Tuesday, May 3, 2011

Gratituesday: Emotion

I'm not really sure how to write about how I'm feeling right now, but reading Lizzie's words this morning made think that I need to say something.  She was brave, so I'm trying to be brave, so please try not to judge me on this one.  It's difficult for me because I'm not really sure how I'm supposed to feel, which is making it nearly impossible for me to gauge how I actually feel.  Roger woke me up on Sunday night to tell me that Osama Bin Laden had been killed, and he tells me I responded with "completely indifference" before falling back asleep approximately thirty seconds later.  I'm far from completely indifferent about his death, but I don't feel like celebrating and I don't feel like mourning.  All I felt on Monday morning, after the news really set in, after I saw a policeman hugging a woman in a hajib headscarf, after I read messages from friends across the internet, was sad.

September 11th is something about which I've always felt sad, and worse still, like I had no right to that sadness.  The only real claim I have on grief there is that we were all supposed to go there on a field trip that day, to an arts college fair.  That when I called my grandmother to see if my parents were alright (my mother worked in a hospital in the Bronx and my father was director of programming for the FDNY, and the phone lines were down all over the place), she cried and I hung up on her and also cried, and then spent the night at my best friend's house to avoid being home.  That we talked about it all the time for the rest of the year, using it in lesson plans and at party conversations, until we didn't anymore.

And that's sort of where it happened for me, the moment where we didn't anymore.  It wasn't that I got over it.  But I read an article from one of the children whose parent died in the Challenger disaster, an open letter to all the children who lost parents on September 11th, talking about how a national tragedy ceases to be a personal one, and to stop watching the images that were taking away all of our breaths.  It wasn't my tragedy, it really and truly wasn't, except in the way that it was everybody's tragedy, and I think I've been trying to let it go it ever since, but have mostly just been suppressing it.  I stopped watching news casts about it, didn't see the movie when it came out, and stopped measuring my life and the progression of time by the date. 

I don't think of my fear of heights as stemming from that day, and I don't think of the way I view our wars or our flag or how I feel getting on a plane or walking down Madison Avenue to work as part of it, either.  I've certainly never, ever visited ground zero, and I didn't dance there on Sunday.  But I don't disapprove of the people who did, even a little.  And not being in either of those camps leaves me feeling as much on the outside of it as I ever did, with no right to grief or the sadness or, yes, the terror, I was feeling on that day.  So while I wish I could say that all I'm feeling is grateful for my life, or my freedom, or the sacrifices others have made so I can have both, it's not only that.  I'm feeling grateful, but also like something unidentifiable and unwanted has opened up inside me, and I'm unsure of how to close it again.


  1. I appreciate your bravery.
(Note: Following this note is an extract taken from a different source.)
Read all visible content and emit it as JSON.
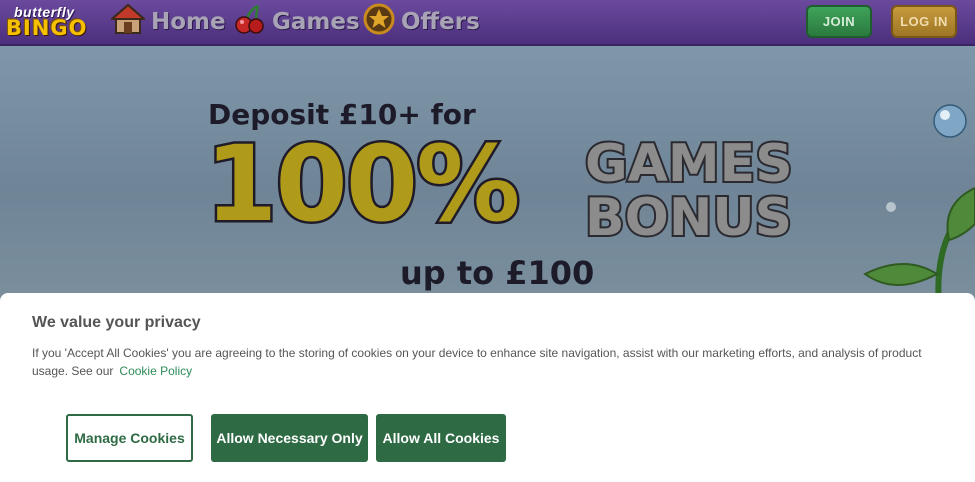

Thank you for sharing. It is an incredibly complicated thing, no?

  2. Beautifully written.